#### [Aim of the task]
Make an exact copy of the entries below and leave any picture out of it.

#### [Exercise data]
--- START ---
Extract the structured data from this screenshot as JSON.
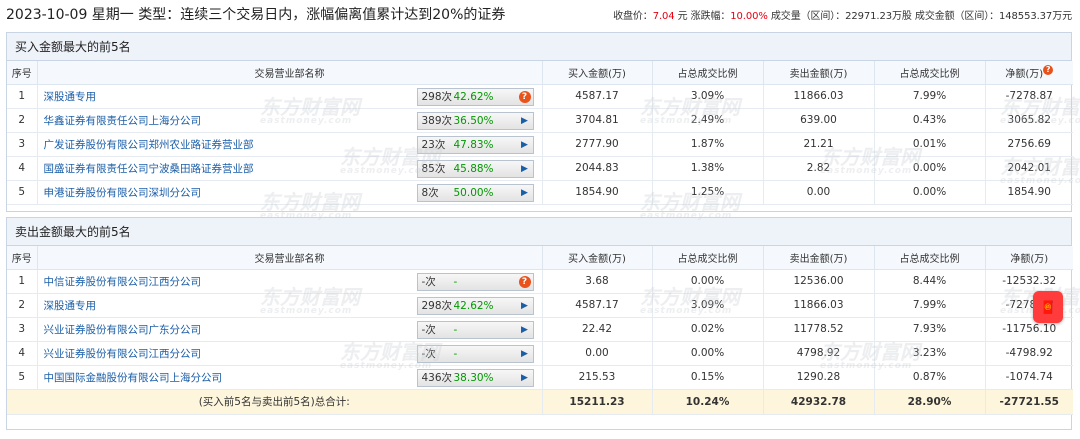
{
  "header": {
    "title": "2023-10-09 星期一 类型：连续三个交易日内，涨幅偏离值累计达到20%的证券",
    "close_label": "收盘价：",
    "close_value": "7.04",
    "close_unit": "元",
    "change_label": "涨跌幅：",
    "change_value": "10.00%",
    "volume_text": "成交量（区间）：22971.23万股",
    "amount_text": "成交金额（区间）：148553.37万元"
  },
  "columns": {
    "seq": "序号",
    "broker": "交易营业部名称",
    "buy": "买入金额(万)",
    "buy_ratio": "占总成交比例",
    "sell": "卖出金额(万)",
    "sell_ratio": "占总成交比例",
    "net": "净额(万)"
  },
  "watermark": {
    "main": "东方财富网",
    "sub": "eastmoney.com"
  },
  "buy_section": {
    "title": "买入金额最大的前5名",
    "rows": [
      {
        "seq": "1",
        "name": "深股通专用",
        "count": "298次",
        "pct": "42.62%",
        "buy": "4587.17",
        "buy_ratio": "3.09%",
        "sell": "11866.03",
        "sell_ratio": "7.99%",
        "net": "-7278.87",
        "net_color": "green",
        "icon": "question"
      },
      {
        "seq": "2",
        "name": "华鑫证券有限责任公司上海分公司",
        "count": "389次",
        "pct": "36.50%",
        "buy": "3704.81",
        "buy_ratio": "2.49%",
        "sell": "639.00",
        "sell_ratio": "0.43%",
        "net": "3065.82",
        "net_color": "red",
        "icon": "arrow"
      },
      {
        "seq": "3",
        "name": "广发证券股份有限公司郑州农业路证券营业部",
        "count": "23次",
        "pct": "47.83%",
        "buy": "2777.90",
        "buy_ratio": "1.87%",
        "sell": "21.21",
        "sell_ratio": "0.01%",
        "net": "2756.69",
        "net_color": "red",
        "icon": "arrow"
      },
      {
        "seq": "4",
        "name": "国盛证券有限责任公司宁波桑田路证券营业部",
        "count": "85次",
        "pct": "45.88%",
        "buy": "2044.83",
        "buy_ratio": "1.38%",
        "sell": "2.82",
        "sell_ratio": "0.00%",
        "net": "2042.01",
        "net_color": "red",
        "icon": "arrow"
      },
      {
        "seq": "5",
        "name": "申港证券股份有限公司深圳分公司",
        "count": "8次",
        "pct": "50.00%",
        "buy": "1854.90",
        "buy_ratio": "1.25%",
        "sell": "0.00",
        "sell_ratio": "0.00%",
        "net": "1854.90",
        "net_color": "red",
        "icon": "arrow"
      }
    ]
  },
  "sell_section": {
    "title": "卖出金额最大的前5名",
    "rows": [
      {
        "seq": "1",
        "name": "中信证券股份有限公司江西分公司",
        "count": "-次",
        "pct": "-",
        "buy": "3.68",
        "buy_ratio": "0.00%",
        "sell": "12536.00",
        "sell_ratio": "8.44%",
        "net": "-12532.32",
        "net_color": "green",
        "icon": "question"
      },
      {
        "seq": "2",
        "name": "深股通专用",
        "count": "298次",
        "pct": "42.62%",
        "buy": "4587.17",
        "buy_ratio": "3.09%",
        "sell": "11866.03",
        "sell_ratio": "7.99%",
        "net": "-7278.87",
        "net_color": "green",
        "icon": "arrow"
      },
      {
        "seq": "3",
        "name": "兴业证券股份有限公司广东分公司",
        "count": "-次",
        "pct": "-",
        "buy": "22.42",
        "buy_ratio": "0.02%",
        "sell": "11778.52",
        "sell_ratio": "7.93%",
        "net": "-11756.10",
        "net_color": "green",
        "icon": "arrow"
      },
      {
        "seq": "4",
        "name": "兴业证券股份有限公司江西分公司",
        "count": "-次",
        "pct": "-",
        "buy": "0.00",
        "buy_ratio": "0.00%",
        "sell": "4798.92",
        "sell_ratio": "3.23%",
        "net": "-4798.92",
        "net_color": "green",
        "icon": "arrow"
      },
      {
        "seq": "5",
        "name": "中国国际金融股份有限公司上海分公司",
        "count": "436次",
        "pct": "38.30%",
        "buy": "215.53",
        "buy_ratio": "0.15%",
        "sell": "1290.28",
        "sell_ratio": "0.87%",
        "net": "-1074.74",
        "net_color": "green",
        "icon": "arrow"
      }
    ],
    "total": {
      "label": "(买入前5名与卖出前5名)总合计:",
      "buy": "15211.23",
      "buy_ratio": "10.24%",
      "sell": "42932.78",
      "sell_ratio": "28.90%",
      "net": "-27721.55"
    }
  },
  "colors": {
    "red": "#e60012",
    "green": "#009900",
    "broker_link": "#1a5ea8",
    "header_bg": "#eef3fa",
    "total_bg": "#fdf6dc"
  }
}
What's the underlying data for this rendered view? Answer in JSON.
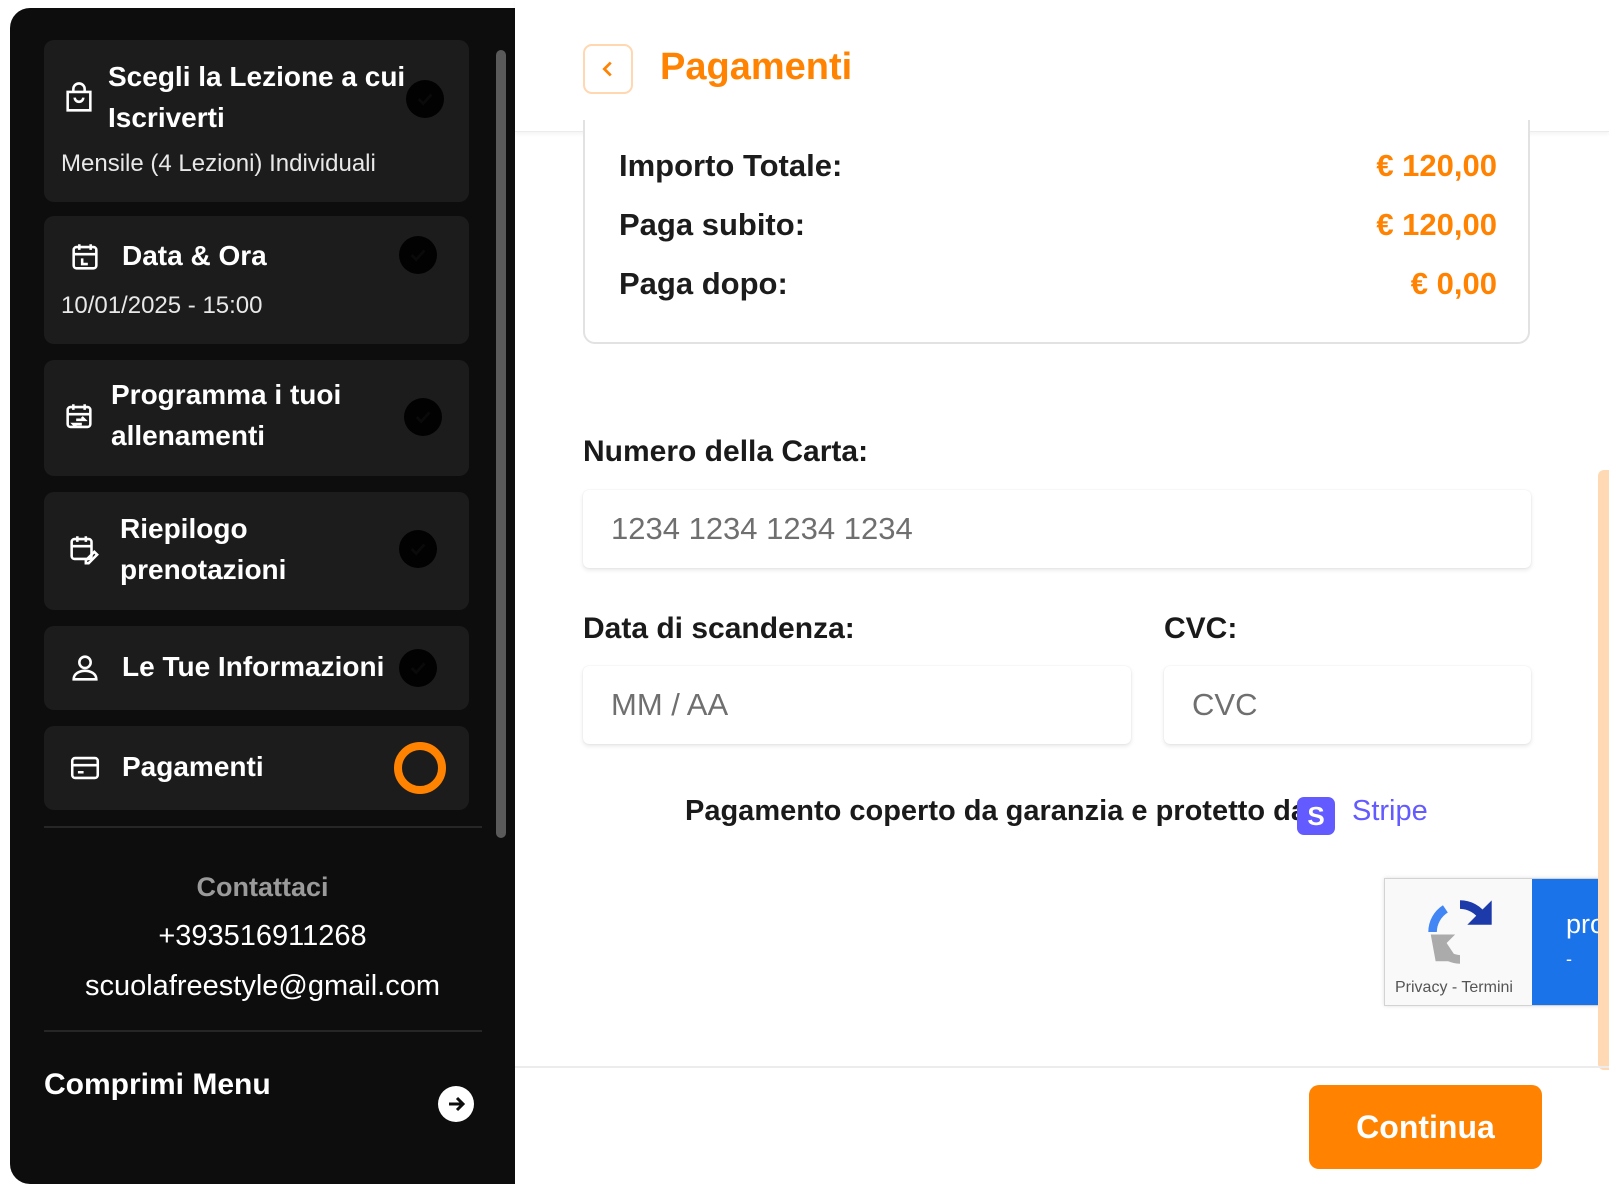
{
  "sidebar": {
    "steps": [
      {
        "title_line1": "Scegli la Lezione a cui",
        "title_line2": "Iscriverti",
        "subtitle": "Mensile (4 Lezioni) Individuali",
        "icon": "shopping-bag-icon",
        "status": "done"
      },
      {
        "title_line1": "Data & Ora",
        "subtitle": "10/01/2025 - 15:00",
        "icon": "calendar-icon",
        "status": "done"
      },
      {
        "title_line1": "Programma i tuoi",
        "title_line2": "allenamenti",
        "icon": "calendar-repeat-icon",
        "status": "done"
      },
      {
        "title_line1": "Riepilogo",
        "title_line2": "prenotazioni",
        "icon": "calendar-edit-icon",
        "status": "done"
      },
      {
        "title_line1": "Le Tue Informazioni",
        "icon": "user-icon",
        "status": "done"
      },
      {
        "title_line1": "Pagamenti",
        "icon": "credit-card-icon",
        "status": "current"
      }
    ],
    "contact": {
      "title": "Contattaci",
      "phone": "+393516911268",
      "email": "scuolafreestyle@gmail.com"
    },
    "collapse_label": "Comprimi Menu"
  },
  "header": {
    "title": "Pagamenti"
  },
  "summary": {
    "total_label": "Importo Totale:",
    "total_value": "€ 120,00",
    "pay_now_label": "Paga subito:",
    "pay_now_value": "€ 120,00",
    "pay_later_label": "Paga dopo:",
    "pay_later_value": "€ 0,00"
  },
  "payment_form": {
    "card_number_label": "Numero della Carta:",
    "card_number_placeholder": "1234 1234 1234 1234",
    "expiry_label": "Data di scandenza:",
    "expiry_placeholder": "MM / AA",
    "cvc_label": "CVC:",
    "cvc_placeholder": "CVC",
    "secure_text": "Pagamento coperto da garanzia e protetto da",
    "stripe_badge": "S",
    "stripe_name": "Stripe"
  },
  "recaptcha": {
    "links": "Privacy - Termini",
    "blue_text": "pro",
    "blue_sub": "-"
  },
  "footer": {
    "continue_label": "Continua"
  },
  "colors": {
    "accent": "#ff8200",
    "sidebar_bg": "#0d0d0d",
    "stripe": "#635bff"
  }
}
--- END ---
#### [Exercise response]
Extract the structured data from this screenshot as JSON.
{
  "header": {
    "title": "2023-10-09 星期一 类型：连续三个交易日内，涨幅偏离值累计达到20%的证券",
    "close_label": "收盘价：",
    "close_value": "7.04",
    "close_unit": "元",
    "change_label": "涨跌幅：",
    "change_value": "10.00%",
    "volume_text": "成交量（区间）：22971.23万股",
    "amount_text": "成交金额（区间）：148553.37万元"
  },
  "columns": {
    "seq": "序号",
    "broker": "交易营业部名称",
    "buy": "买入金额(万)",
    "buy_ratio": "占总成交比例",
    "sell": "卖出金额(万)",
    "sell_ratio": "占总成交比例",
    "net": "净额(万)"
  },
  "watermark": {
    "main": "东方财富网",
    "sub": "eastmoney.com"
  },
  "buy_section": {
    "title": "买入金额最大的前5名",
    "rows": [
      {
        "seq": "1",
        "name": "深股通专用",
        "count": "298次",
        "pct": "42.62%",
        "buy": "4587.17",
        "buy_ratio": "3.09%",
        "sell": "11866.03",
        "sell_ratio": "7.99%",
        "net": "-7278.87",
        "net_color": "green",
        "icon": "question"
      },
      {
        "seq": "2",
        "name": "华鑫证券有限责任公司上海分公司",
        "count": "389次",
        "pct": "36.50%",
        "buy": "3704.81",
        "buy_ratio": "2.49%",
        "sell": "639.00",
        "sell_ratio": "0.43%",
        "net": "3065.82",
        "net_color": "red",
        "icon": "arrow"
      },
      {
        "seq": "3",
        "name": "广发证券股份有限公司郑州农业路证券营业部",
        "count": "23次",
        "pct": "47.83%",
        "buy": "2777.90",
        "buy_ratio": "1.87%",
        "sell": "21.21",
        "sell_ratio": "0.01%",
        "net": "2756.69",
        "net_color": "red",
        "icon": "arrow"
      },
      {
        "seq": "4",
        "name": "国盛证券有限责任公司宁波桑田路证券营业部",
        "count": "85次",
        "pct": "45.88%",
        "buy": "2044.83",
        "buy_ratio": "1.38%",
        "sell": "2.82",
        "sell_ratio": "0.00%",
        "net": "2042.01",
        "net_color": "red",
        "icon": "arrow"
      },
      {
        "seq": "5",
        "name": "申港证券股份有限公司深圳分公司",
        "count": "8次",
        "pct": "50.00%",
        "buy": "1854.90",
        "buy_ratio": "1.25%",
        "sell": "0.00",
        "sell_ratio": "0.00%",
        "net": "1854.90",
        "net_color": "red",
        "icon": "arrow"
      }
    ]
  },
  "sell_section": {
    "title": "卖出金额最大的前5名",
    "rows": [
      {
        "seq": "1",
        "name": "中信证券股份有限公司江西分公司",
        "count": "-次",
        "pct": "-",
        "buy": "3.68",
        "buy_ratio": "0.00%",
        "sell": "12536.00",
        "sell_ratio": "8.44%",
        "net": "-12532.32",
        "net_color": "green",
        "icon": "question"
      },
      {
        "seq": "2",
        "name": "深股通专用",
        "count": "298次",
        "pct": "42.62%",
        "buy": "4587.17",
        "buy_ratio": "3.09%",
        "sell": "11866.03",
        "sell_ratio": "7.99%",
        "net": "-7278.87",
        "net_color": "green",
        "icon": "arrow"
      },
      {
        "seq": "3",
        "name": "兴业证券股份有限公司广东分公司",
        "count": "-次",
        "pct": "-",
        "buy": "22.42",
        "buy_ratio": "0.02%",
        "sell": "11778.52",
        "sell_ratio": "7.93%",
        "net": "-11756.10",
        "net_color": "green",
        "icon": "arrow"
      },
      {
        "seq": "4",
        "name": "兴业证券股份有限公司江西分公司",
        "count": "-次",
        "pct": "-",
        "buy": "0.00",
        "buy_ratio": "0.00%",
        "sell": "4798.92",
        "sell_ratio": "3.23%",
        "net": "-4798.92",
        "net_color": "green",
        "icon": "arrow"
      },
      {
        "seq": "5",
        "name": "中国国际金融股份有限公司上海分公司",
        "count": "436次",
        "pct": "38.30%",
        "buy": "215.53",
        "buy_ratio": "0.15%",
        "sell": "1290.28",
        "sell_ratio": "0.87%",
        "net": "-1074.74",
        "net_color": "green",
        "icon": "arrow"
      }
    ],
    "total": {
      "label": "(买入前5名与卖出前5名)总合计:",
      "buy": "15211.23",
      "buy_ratio": "10.24%",
      "sell": "42932.78",
      "sell_ratio": "28.90%",
      "net": "-27721.55"
    }
  },
  "colors": {
    "red": "#e60012",
    "green": "#009900",
    "broker_link": "#1a5ea8",
    "header_bg": "#eef3fa",
    "total_bg": "#fdf6dc"
  }
}
What's the underlying data for this rendered view? Answer in JSON.
{
  "sidebar": {
    "steps": [
      {
        "title_line1": "Scegli la Lezione a cui",
        "title_line2": "Iscriverti",
        "subtitle": "Mensile (4 Lezioni) Individuali",
        "icon": "shopping-bag-icon",
        "status": "done"
      },
      {
        "title_line1": "Data & Ora",
        "subtitle": "10/01/2025 - 15:00",
        "icon": "calendar-icon",
        "status": "done"
      },
      {
        "title_line1": "Programma i tuoi",
        "title_line2": "allenamenti",
        "icon": "calendar-repeat-icon",
        "status": "done"
      },
      {
        "title_line1": "Riepilogo",
        "title_line2": "prenotazioni",
        "icon": "calendar-edit-icon",
        "status": "done"
      },
      {
        "title_line1": "Le Tue Informazioni",
        "icon": "user-icon",
        "status": "done"
      },
      {
        "title_line1": "Pagamenti",
        "icon": "credit-card-icon",
        "status": "current"
      }
    ],
    "contact": {
      "title": "Contattaci",
      "phone": "+393516911268",
      "email": "scuolafreestyle@gmail.com"
    },
    "collapse_label": "Comprimi Menu"
  },
  "header": {
    "title": "Pagamenti"
  },
  "summary": {
    "total_label": "Importo Totale:",
    "total_value": "€ 120,00",
    "pay_now_label": "Paga subito:",
    "pay_now_value": "€ 120,00",
    "pay_later_label": "Paga dopo:",
    "pay_later_value": "€ 0,00"
  },
  "payment_form": {
    "card_number_label": "Numero della Carta:",
    "card_number_placeholder": "1234 1234 1234 1234",
    "expiry_label": "Data di scandenza:",
    "expiry_placeholder": "MM / AA",
    "cvc_label": "CVC:",
    "cvc_placeholder": "CVC",
    "secure_text": "Pagamento coperto da garanzia e protetto da",
    "stripe_badge": "S",
    "stripe_name": "Stripe"
  },
  "recaptcha": {
    "links": "Privacy - Termini",
    "blue_text": "pro",
    "blue_sub": "-"
  },
  "footer": {
    "continue_label": "Continua"
  },
  "colors": {
    "accent": "#ff8200",
    "sidebar_bg": "#0d0d0d",
    "stripe": "#635bff"
  }
}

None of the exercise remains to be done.